--- TASK DETAILS ---
Would you reproduce every record exactly, leaving out the pictures?

--- WORKING DATA ---
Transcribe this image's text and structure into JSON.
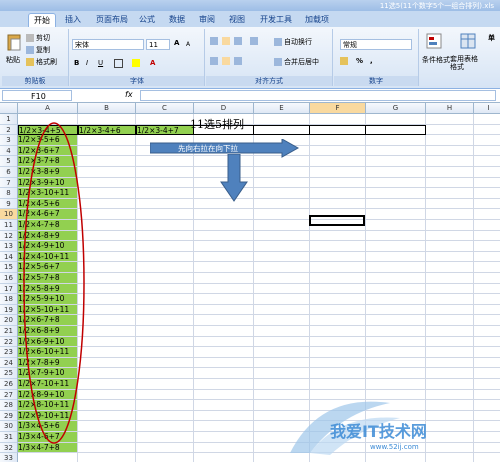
{
  "window": {
    "title": "11选5(11个数字5个一组合排列).xls"
  },
  "tabs": [
    {
      "label": "开始",
      "active": true
    },
    {
      "label": "插入"
    },
    {
      "label": "页面布局"
    },
    {
      "label": "公式"
    },
    {
      "label": "数据"
    },
    {
      "label": "审阅"
    },
    {
      "label": "视图"
    },
    {
      "label": "开发工具"
    },
    {
      "label": "加载项"
    }
  ],
  "ribbon": {
    "clipboard": {
      "label": "剪贴板",
      "paste": "粘贴",
      "cut": "剪切",
      "copy": "复制",
      "format_painter": "格式刷"
    },
    "font": {
      "label": "字体",
      "name": "宋体",
      "size": "11",
      "bold": "B",
      "italic": "I",
      "underline": "U",
      "grow": "A",
      "shrink": "A",
      "color_a": "A"
    },
    "alignment": {
      "label": "对齐方式",
      "wrap": "自动换行",
      "merge": "合并后居中"
    },
    "number": {
      "label": "数字",
      "format": "常规"
    },
    "styles": {
      "conditional": "条件格式",
      "table": "套用表格格式",
      "cell_style": "单"
    }
  },
  "formula_bar": {
    "name_box": "F10",
    "fx": "fx",
    "value": ""
  },
  "columns": [
    "A",
    "B",
    "C",
    "D",
    "E",
    "F",
    "G",
    "H",
    "I"
  ],
  "sheet_title": "11选5排列",
  "row2": [
    "1/2×3-4+5",
    "1/2×3-4+6",
    "1/2×3-4+7"
  ],
  "arrow_note": {
    "prefix": "先向",
    "rest": "先向右拉在向下拉"
  },
  "column_a": [
    "1/2×3-4+5",
    "1/2×3-5+6",
    "1/2×3-6+7",
    "1/2×3-7+8",
    "1/2×3-8+9",
    "1/2×3-9+10",
    "1/2×3-10+11",
    "1/2×4-5+6",
    "1/2×4-6+7",
    "1/2×4-7+8",
    "1/2×4-8+9",
    "1/2×4-9+10",
    "1/2×4-10+11",
    "1/2×5-6+7",
    "1/2×5-7+8",
    "1/2×5-8+9",
    "1/2×5-9+10",
    "1/2×5-10+11",
    "1/2×6-7+8",
    "1/2×6-8+9",
    "1/2×6-9+10",
    "1/2×6-10+11",
    "1/2×7-8+9",
    "1/2×7-9+10",
    "1/2×7-10+11",
    "1/2×8-9+10",
    "1/2×8-10+11",
    "1/2×9-10+11",
    "1/3×4-5+6",
    "1/3×4-6+7",
    "1/3×4-7+8"
  ],
  "row_numbers": [
    "1",
    "2",
    "3",
    "4",
    "5",
    "6",
    "7",
    "8",
    "9",
    "10",
    "11",
    "12",
    "13",
    "14",
    "15",
    "16",
    "17",
    "18",
    "19",
    "20",
    "21",
    "22",
    "23",
    "24",
    "25",
    "26",
    "27",
    "28",
    "29",
    "30",
    "31",
    "32",
    "33"
  ],
  "watermark": "我爱IT技术网",
  "watermark_url": "www.52ij.com",
  "colors": {
    "green": "#92d050",
    "arrow": "#4f81bd",
    "oval": "#c00000"
  }
}
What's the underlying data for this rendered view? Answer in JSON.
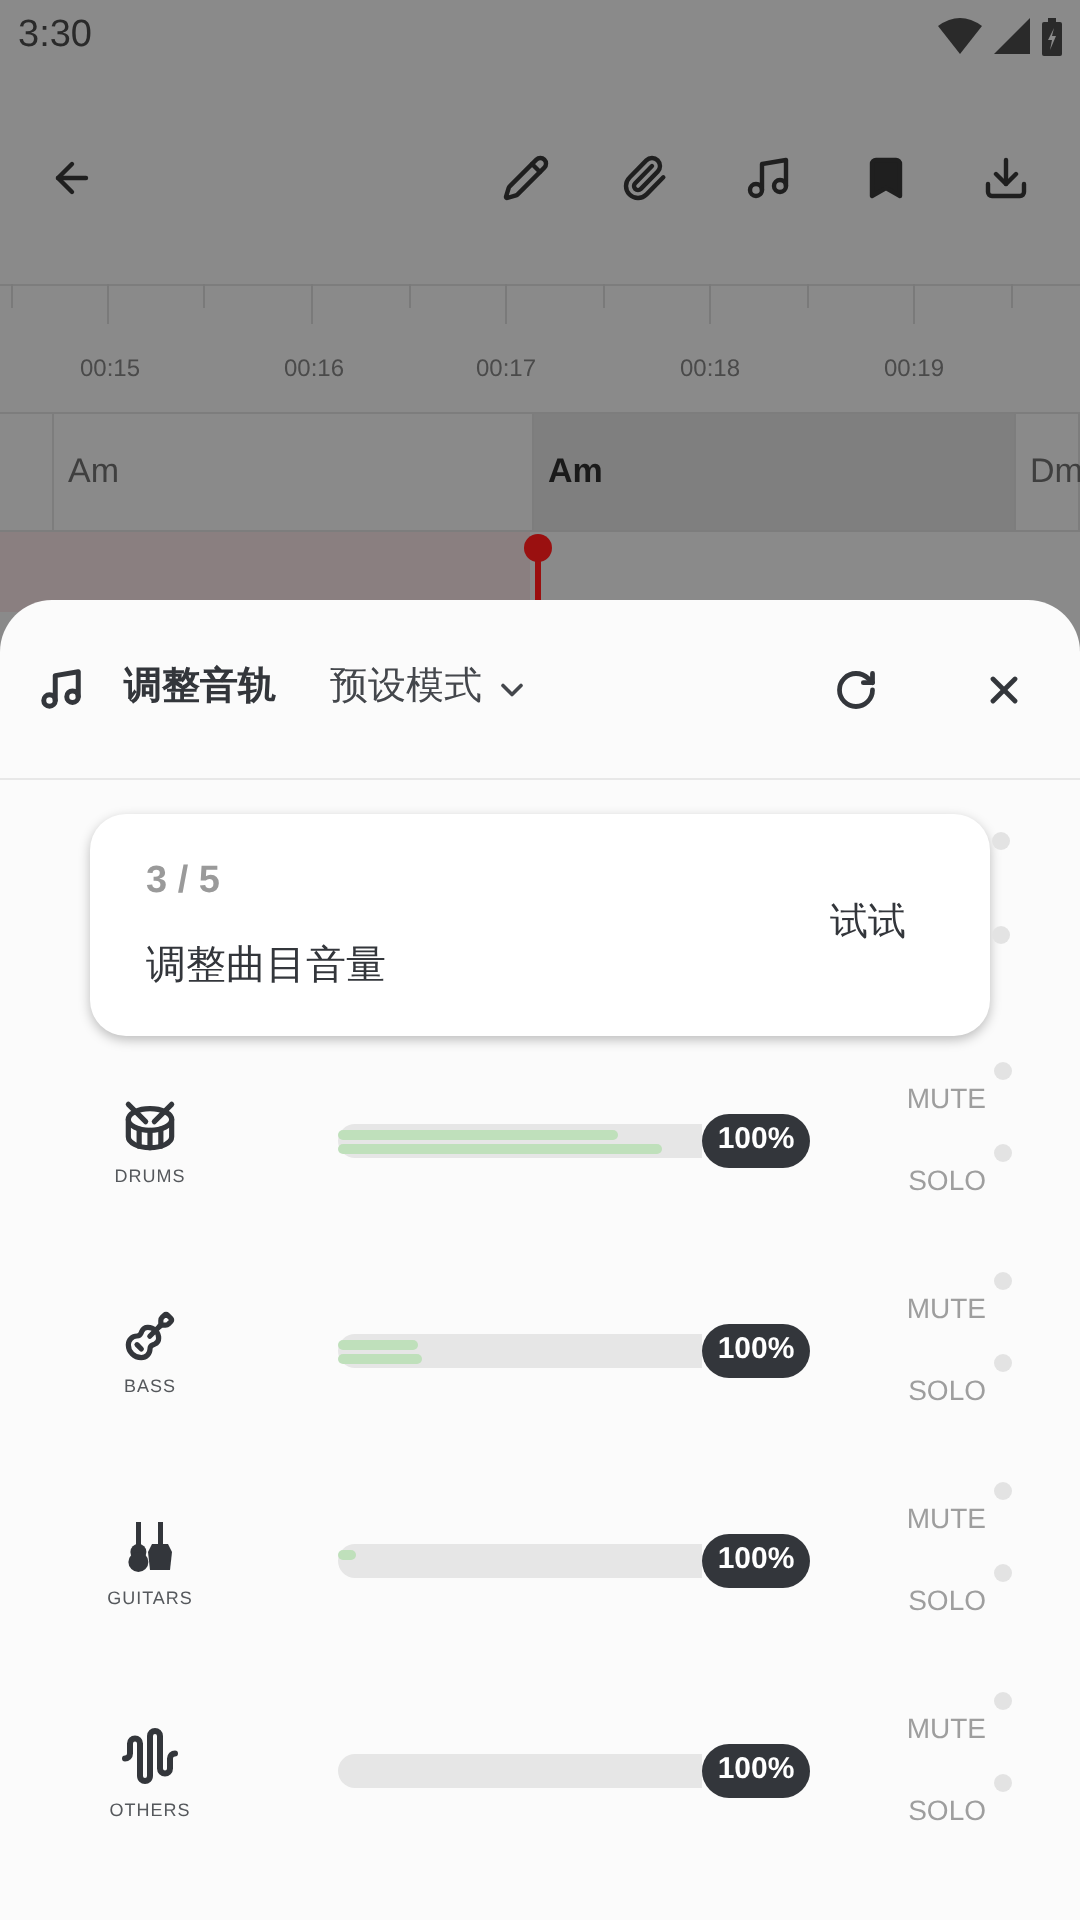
{
  "status_bar": {
    "time": "3:30"
  },
  "timeline": {
    "times": [
      "00:15",
      "00:16",
      "00:17",
      "00:18",
      "00:19"
    ]
  },
  "chords": [
    {
      "label": "Am",
      "selected": false
    },
    {
      "label": "Am",
      "selected": true
    },
    {
      "label": "Dm",
      "selected": false
    }
  ],
  "sheet": {
    "title": "调整音轨",
    "preset": "预设模式",
    "tip": {
      "step": "3 / 5",
      "text": "调整曲目音量",
      "action": "试试"
    },
    "hidden_toggles": [
      {
        "on": false
      },
      {
        "on": false
      }
    ],
    "tracks": [
      {
        "kind": "drums",
        "name": "DRUMS",
        "level": 1,
        "reading": "100%",
        "meters": [
          {
            "level": 0.77
          },
          {
            "level": 0.89
          }
        ],
        "mute": {
          "label": "MUTE",
          "on": false
        },
        "solo": {
          "label": "SOLO",
          "on": false
        }
      },
      {
        "kind": "bass",
        "name": "BASS",
        "level": 1,
        "reading": "100%",
        "meters": [
          {
            "level": 0.22
          },
          {
            "level": 0.23
          }
        ],
        "mute": {
          "label": "MUTE",
          "on": false
        },
        "solo": {
          "label": "SOLO",
          "on": false
        }
      },
      {
        "kind": "guitars",
        "name": "GUITARS",
        "level": 1,
        "reading": "100%",
        "meters": [
          {
            "level": 0.05
          }
        ],
        "mute": {
          "label": "MUTE",
          "on": false
        },
        "solo": {
          "label": "SOLO",
          "on": false
        }
      },
      {
        "kind": "others",
        "name": "OTHERS",
        "level": 1,
        "reading": "100%",
        "mute": {
          "label": "MUTE",
          "on": false
        },
        "solo": {
          "label": "SOLO",
          "on": false
        }
      }
    ]
  }
}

--- TASK RESULT ---
Transcribe this image's text and structure into JSON.
{
  "window": {
    "title": "11选5(11个数字5个一组合排列).xls"
  },
  "tabs": [
    {
      "label": "开始",
      "active": true
    },
    {
      "label": "插入"
    },
    {
      "label": "页面布局"
    },
    {
      "label": "公式"
    },
    {
      "label": "数据"
    },
    {
      "label": "审阅"
    },
    {
      "label": "视图"
    },
    {
      "label": "开发工具"
    },
    {
      "label": "加载项"
    }
  ],
  "ribbon": {
    "clipboard": {
      "label": "剪贴板",
      "paste": "粘贴",
      "cut": "剪切",
      "copy": "复制",
      "format_painter": "格式刷"
    },
    "font": {
      "label": "字体",
      "name": "宋体",
      "size": "11",
      "bold": "B",
      "italic": "I",
      "underline": "U",
      "grow": "A",
      "shrink": "A",
      "color_a": "A"
    },
    "alignment": {
      "label": "对齐方式",
      "wrap": "自动换行",
      "merge": "合并后居中"
    },
    "number": {
      "label": "数字",
      "format": "常规"
    },
    "styles": {
      "conditional": "条件格式",
      "table": "套用表格格式",
      "cell_style": "单"
    }
  },
  "formula_bar": {
    "name_box": "F10",
    "fx": "fx",
    "value": ""
  },
  "columns": [
    "A",
    "B",
    "C",
    "D",
    "E",
    "F",
    "G",
    "H",
    "I"
  ],
  "sheet_title": "11选5排列",
  "row2": [
    "1/2×3-4+5",
    "1/2×3-4+6",
    "1/2×3-4+7"
  ],
  "arrow_note": {
    "prefix": "先向",
    "rest": "先向右拉在向下拉"
  },
  "column_a": [
    "1/2×3-4+5",
    "1/2×3-5+6",
    "1/2×3-6+7",
    "1/2×3-7+8",
    "1/2×3-8+9",
    "1/2×3-9+10",
    "1/2×3-10+11",
    "1/2×4-5+6",
    "1/2×4-6+7",
    "1/2×4-7+8",
    "1/2×4-8+9",
    "1/2×4-9+10",
    "1/2×4-10+11",
    "1/2×5-6+7",
    "1/2×5-7+8",
    "1/2×5-8+9",
    "1/2×5-9+10",
    "1/2×5-10+11",
    "1/2×6-7+8",
    "1/2×6-8+9",
    "1/2×6-9+10",
    "1/2×6-10+11",
    "1/2×7-8+9",
    "1/2×7-9+10",
    "1/2×7-10+11",
    "1/2×8-9+10",
    "1/2×8-10+11",
    "1/2×9-10+11",
    "1/3×4-5+6",
    "1/3×4-6+7",
    "1/3×4-7+8"
  ],
  "row_numbers": [
    "1",
    "2",
    "3",
    "4",
    "5",
    "6",
    "7",
    "8",
    "9",
    "10",
    "11",
    "12",
    "13",
    "14",
    "15",
    "16",
    "17",
    "18",
    "19",
    "20",
    "21",
    "22",
    "23",
    "24",
    "25",
    "26",
    "27",
    "28",
    "29",
    "30",
    "31",
    "32",
    "33"
  ],
  "watermark": "我爱IT技术网",
  "watermark_url": "www.52ij.com",
  "colors": {
    "green": "#92d050",
    "arrow": "#4f81bd",
    "oval": "#c00000"
  }
}
What's the underlying data for this rendered view? Answer in JSON.
{
  "status_bar": {
    "time": "3:30"
  },
  "timeline": {
    "times": [
      "00:15",
      "00:16",
      "00:17",
      "00:18",
      "00:19"
    ]
  },
  "chords": [
    {
      "label": "Am",
      "selected": false
    },
    {
      "label": "Am",
      "selected": true
    },
    {
      "label": "Dm",
      "selected": false
    }
  ],
  "sheet": {
    "title": "调整音轨",
    "preset": "预设模式",
    "tip": {
      "step": "3 / 5",
      "text": "调整曲目音量",
      "action": "试试"
    },
    "hidden_toggles": [
      {
        "on": false
      },
      {
        "on": false
      }
    ],
    "tracks": [
      {
        "kind": "drums",
        "name": "DRUMS",
        "level": 1,
        "reading": "100%",
        "meters": [
          {
            "level": 0.77
          },
          {
            "level": 0.89
          }
        ],
        "mute": {
          "label": "MUTE",
          "on": false
        },
        "solo": {
          "label": "SOLO",
          "on": false
        }
      },
      {
        "kind": "bass",
        "name": "BASS",
        "level": 1,
        "reading": "100%",
        "meters": [
          {
            "level": 0.22
          },
          {
            "level": 0.23
          }
        ],
        "mute": {
          "label": "MUTE",
          "on": false
        },
        "solo": {
          "label": "SOLO",
          "on": false
        }
      },
      {
        "kind": "guitars",
        "name": "GUITARS",
        "level": 1,
        "reading": "100%",
        "meters": [
          {
            "level": 0.05
          }
        ],
        "mute": {
          "label": "MUTE",
          "on": false
        },
        "solo": {
          "label": "SOLO",
          "on": false
        }
      },
      {
        "kind": "others",
        "name": "OTHERS",
        "level": 1,
        "reading": "100%",
        "mute": {
          "label": "MUTE",
          "on": false
        },
        "solo": {
          "label": "SOLO",
          "on": false
        }
      }
    ]
  }
}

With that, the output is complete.